[Record extracts Boundary: Start]
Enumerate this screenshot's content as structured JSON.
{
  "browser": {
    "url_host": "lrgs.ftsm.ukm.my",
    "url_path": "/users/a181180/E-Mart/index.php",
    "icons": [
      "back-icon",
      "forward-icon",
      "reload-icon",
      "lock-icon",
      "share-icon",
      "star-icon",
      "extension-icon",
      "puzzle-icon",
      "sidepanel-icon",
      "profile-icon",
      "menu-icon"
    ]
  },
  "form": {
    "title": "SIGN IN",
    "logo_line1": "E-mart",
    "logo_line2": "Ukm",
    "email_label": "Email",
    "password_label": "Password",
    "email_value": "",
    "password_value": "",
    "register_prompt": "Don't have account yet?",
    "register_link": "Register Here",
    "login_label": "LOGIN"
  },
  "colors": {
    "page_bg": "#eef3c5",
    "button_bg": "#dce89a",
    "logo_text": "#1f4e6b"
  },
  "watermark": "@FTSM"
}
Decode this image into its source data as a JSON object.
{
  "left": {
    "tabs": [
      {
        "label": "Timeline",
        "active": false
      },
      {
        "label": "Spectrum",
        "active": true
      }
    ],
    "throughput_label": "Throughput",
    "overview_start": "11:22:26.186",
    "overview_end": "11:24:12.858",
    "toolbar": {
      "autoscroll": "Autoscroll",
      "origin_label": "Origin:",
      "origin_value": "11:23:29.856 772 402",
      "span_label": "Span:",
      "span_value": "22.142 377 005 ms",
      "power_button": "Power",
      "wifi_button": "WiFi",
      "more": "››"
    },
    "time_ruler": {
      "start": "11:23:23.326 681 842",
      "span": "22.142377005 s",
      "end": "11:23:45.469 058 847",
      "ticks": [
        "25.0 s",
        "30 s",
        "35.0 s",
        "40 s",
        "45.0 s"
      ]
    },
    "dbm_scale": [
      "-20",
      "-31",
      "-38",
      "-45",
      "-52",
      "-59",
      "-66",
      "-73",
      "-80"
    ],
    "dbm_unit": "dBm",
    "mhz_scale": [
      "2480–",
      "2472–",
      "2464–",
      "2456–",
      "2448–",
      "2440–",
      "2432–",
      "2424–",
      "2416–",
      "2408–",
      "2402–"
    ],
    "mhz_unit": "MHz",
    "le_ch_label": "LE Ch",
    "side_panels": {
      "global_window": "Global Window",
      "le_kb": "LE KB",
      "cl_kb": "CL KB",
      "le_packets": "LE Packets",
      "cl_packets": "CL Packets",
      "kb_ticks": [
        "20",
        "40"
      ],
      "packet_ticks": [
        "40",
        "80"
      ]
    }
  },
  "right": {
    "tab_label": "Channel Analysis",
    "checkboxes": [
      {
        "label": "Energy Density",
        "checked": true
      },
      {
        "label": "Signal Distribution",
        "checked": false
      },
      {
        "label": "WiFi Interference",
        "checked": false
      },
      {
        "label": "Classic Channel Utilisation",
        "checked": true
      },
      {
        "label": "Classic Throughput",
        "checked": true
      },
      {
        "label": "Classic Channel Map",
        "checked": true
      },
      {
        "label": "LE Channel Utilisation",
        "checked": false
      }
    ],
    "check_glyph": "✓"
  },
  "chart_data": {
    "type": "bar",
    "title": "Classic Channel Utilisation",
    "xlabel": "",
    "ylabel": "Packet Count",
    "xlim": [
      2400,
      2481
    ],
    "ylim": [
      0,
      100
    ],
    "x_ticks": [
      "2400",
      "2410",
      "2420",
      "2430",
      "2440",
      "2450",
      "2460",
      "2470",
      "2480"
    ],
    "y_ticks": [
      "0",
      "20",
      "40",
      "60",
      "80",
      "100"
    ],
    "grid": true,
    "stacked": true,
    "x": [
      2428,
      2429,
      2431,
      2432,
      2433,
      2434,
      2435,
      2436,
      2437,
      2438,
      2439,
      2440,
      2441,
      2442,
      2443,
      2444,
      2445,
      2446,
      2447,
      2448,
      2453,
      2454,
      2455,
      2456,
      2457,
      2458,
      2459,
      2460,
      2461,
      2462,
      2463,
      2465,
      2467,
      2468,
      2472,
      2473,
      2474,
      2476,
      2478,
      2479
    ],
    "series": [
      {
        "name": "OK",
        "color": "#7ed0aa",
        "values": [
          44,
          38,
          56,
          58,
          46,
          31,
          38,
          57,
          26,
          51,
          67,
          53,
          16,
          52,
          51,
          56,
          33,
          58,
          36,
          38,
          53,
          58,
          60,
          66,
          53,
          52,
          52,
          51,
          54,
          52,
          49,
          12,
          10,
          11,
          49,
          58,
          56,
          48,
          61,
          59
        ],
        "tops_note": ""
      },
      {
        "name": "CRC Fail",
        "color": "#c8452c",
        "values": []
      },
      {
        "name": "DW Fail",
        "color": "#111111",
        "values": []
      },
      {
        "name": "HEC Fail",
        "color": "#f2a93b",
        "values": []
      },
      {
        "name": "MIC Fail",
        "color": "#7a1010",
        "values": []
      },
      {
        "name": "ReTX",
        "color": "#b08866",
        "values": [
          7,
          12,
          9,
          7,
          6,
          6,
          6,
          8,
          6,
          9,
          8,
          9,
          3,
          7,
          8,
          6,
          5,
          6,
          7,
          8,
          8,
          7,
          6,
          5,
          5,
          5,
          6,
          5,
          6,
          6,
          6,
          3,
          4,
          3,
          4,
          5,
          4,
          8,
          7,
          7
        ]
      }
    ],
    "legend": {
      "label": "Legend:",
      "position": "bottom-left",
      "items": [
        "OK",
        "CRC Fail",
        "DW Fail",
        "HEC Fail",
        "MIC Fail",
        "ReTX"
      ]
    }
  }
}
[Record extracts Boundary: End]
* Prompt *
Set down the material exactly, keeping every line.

* Written solution *
Enumerate this screenshot's content as structured JSON.
{
  "browser": {
    "url_host": "lrgs.ftsm.ukm.my",
    "url_path": "/users/a181180/E-Mart/index.php",
    "icons": [
      "back-icon",
      "forward-icon",
      "reload-icon",
      "lock-icon",
      "share-icon",
      "star-icon",
      "extension-icon",
      "puzzle-icon",
      "sidepanel-icon",
      "profile-icon",
      "menu-icon"
    ]
  },
  "form": {
    "title": "SIGN IN",
    "logo_line1": "E-mart",
    "logo_line2": "Ukm",
    "email_label": "Email",
    "password_label": "Password",
    "email_value": "",
    "password_value": "",
    "register_prompt": "Don't have account yet?",
    "register_link": "Register Here",
    "login_label": "LOGIN"
  },
  "colors": {
    "page_bg": "#eef3c5",
    "button_bg": "#dce89a",
    "logo_text": "#1f4e6b"
  },
  "watermark": "@FTSM"
}
Decode this image into its source data as a JSON object.
{
  "left": {
    "tabs": [
      {
        "label": "Timeline",
        "active": false
      },
      {
        "label": "Spectrum",
        "active": true
      }
    ],
    "throughput_label": "Throughput",
    "overview_start": "11:22:26.186",
    "overview_end": "11:24:12.858",
    "toolbar": {
      "autoscroll": "Autoscroll",
      "origin_label": "Origin:",
      "origin_value": "11:23:29.856 772 402",
      "span_label": "Span:",
      "span_value": "22.142 377 005 ms",
      "power_button": "Power",
      "wifi_button": "WiFi",
      "more": "››"
    },
    "time_ruler": {
      "start": "11:23:23.326 681 842",
      "span": "22.142377005 s",
      "end": "11:23:45.469 058 847",
      "ticks": [
        "25.0 s",
        "30 s",
        "35.0 s",
        "40 s",
        "45.0 s"
      ]
    },
    "dbm_scale": [
      "-20",
      "-31",
      "-38",
      "-45",
      "-52",
      "-59",
      "-66",
      "-73",
      "-80"
    ],
    "dbm_unit": "dBm",
    "mhz_scale": [
      "2480–",
      "2472–",
      "2464–",
      "2456–",
      "2448–",
      "2440–",
      "2432–",
      "2424–",
      "2416–",
      "2408–",
      "2402–"
    ],
    "mhz_unit": "MHz",
    "le_ch_label": "LE Ch",
    "side_panels": {
      "global_window": "Global Window",
      "le_kb": "LE KB",
      "cl_kb": "CL KB",
      "le_packets": "LE Packets",
      "cl_packets": "CL Packets",
      "kb_ticks": [
        "20",
        "40"
      ],
      "packet_ticks": [
        "40",
        "80"
      ]
    }
  },
  "right": {
    "tab_label": "Channel Analysis",
    "checkboxes": [
      {
        "label": "Energy Density",
        "checked": true
      },
      {
        "label": "Signal Distribution",
        "checked": false
      },
      {
        "label": "WiFi Interference",
        "checked": false
      },
      {
        "label": "Classic Channel Utilisation",
        "checked": true
      },
      {
        "label": "Classic Throughput",
        "checked": true
      },
      {
        "label": "Classic Channel Map",
        "checked": true
      },
      {
        "label": "LE Channel Utilisation",
        "checked": false
      }
    ],
    "check_glyph": "✓"
  },
  "chart_data": {
    "type": "bar",
    "title": "Classic Channel Utilisation",
    "xlabel": "",
    "ylabel": "Packet Count",
    "xlim": [
      2400,
      2481
    ],
    "ylim": [
      0,
      100
    ],
    "x_ticks": [
      "2400",
      "2410",
      "2420",
      "2430",
      "2440",
      "2450",
      "2460",
      "2470",
      "2480"
    ],
    "y_ticks": [
      "0",
      "20",
      "40",
      "60",
      "80",
      "100"
    ],
    "grid": true,
    "stacked": true,
    "x": [
      2428,
      2429,
      2431,
      2432,
      2433,
      2434,
      2435,
      2436,
      2437,
      2438,
      2439,
      2440,
      2441,
      2442,
      2443,
      2444,
      2445,
      2446,
      2447,
      2448,
      2453,
      2454,
      2455,
      2456,
      2457,
      2458,
      2459,
      2460,
      2461,
      2462,
      2463,
      2465,
      2467,
      2468,
      2472,
      2473,
      2474,
      2476,
      2478,
      2479
    ],
    "series": [
      {
        "name": "OK",
        "color": "#7ed0aa",
        "values": [
          44,
          38,
          56,
          58,
          46,
          31,
          38,
          57,
          26,
          51,
          67,
          53,
          16,
          52,
          51,
          56,
          33,
          58,
          36,
          38,
          53,
          58,
          60,
          66,
          53,
          52,
          52,
          51,
          54,
          52,
          49,
          12,
          10,
          11,
          49,
          58,
          56,
          48,
          61,
          59
        ],
        "tops_note": ""
      },
      {
        "name": "CRC Fail",
        "color": "#c8452c",
        "values": []
      },
      {
        "name": "DW Fail",
        "color": "#111111",
        "values": []
      },
      {
        "name": "HEC Fail",
        "color": "#f2a93b",
        "values": []
      },
      {
        "name": "MIC Fail",
        "color": "#7a1010",
        "values": []
      },
      {
        "name": "ReTX",
        "color": "#b08866",
        "values": [
          7,
          12,
          9,
          7,
          6,
          6,
          6,
          8,
          6,
          9,
          8,
          9,
          3,
          7,
          8,
          6,
          5,
          6,
          7,
          8,
          8,
          7,
          6,
          5,
          5,
          5,
          6,
          5,
          6,
          6,
          6,
          3,
          4,
          3,
          4,
          5,
          4,
          8,
          7,
          7
        ]
      }
    ],
    "legend": {
      "label": "Legend:",
      "position": "bottom-left",
      "items": [
        "OK",
        "CRC Fail",
        "DW Fail",
        "HEC Fail",
        "MIC Fail",
        "ReTX"
      ]
    }
  }
}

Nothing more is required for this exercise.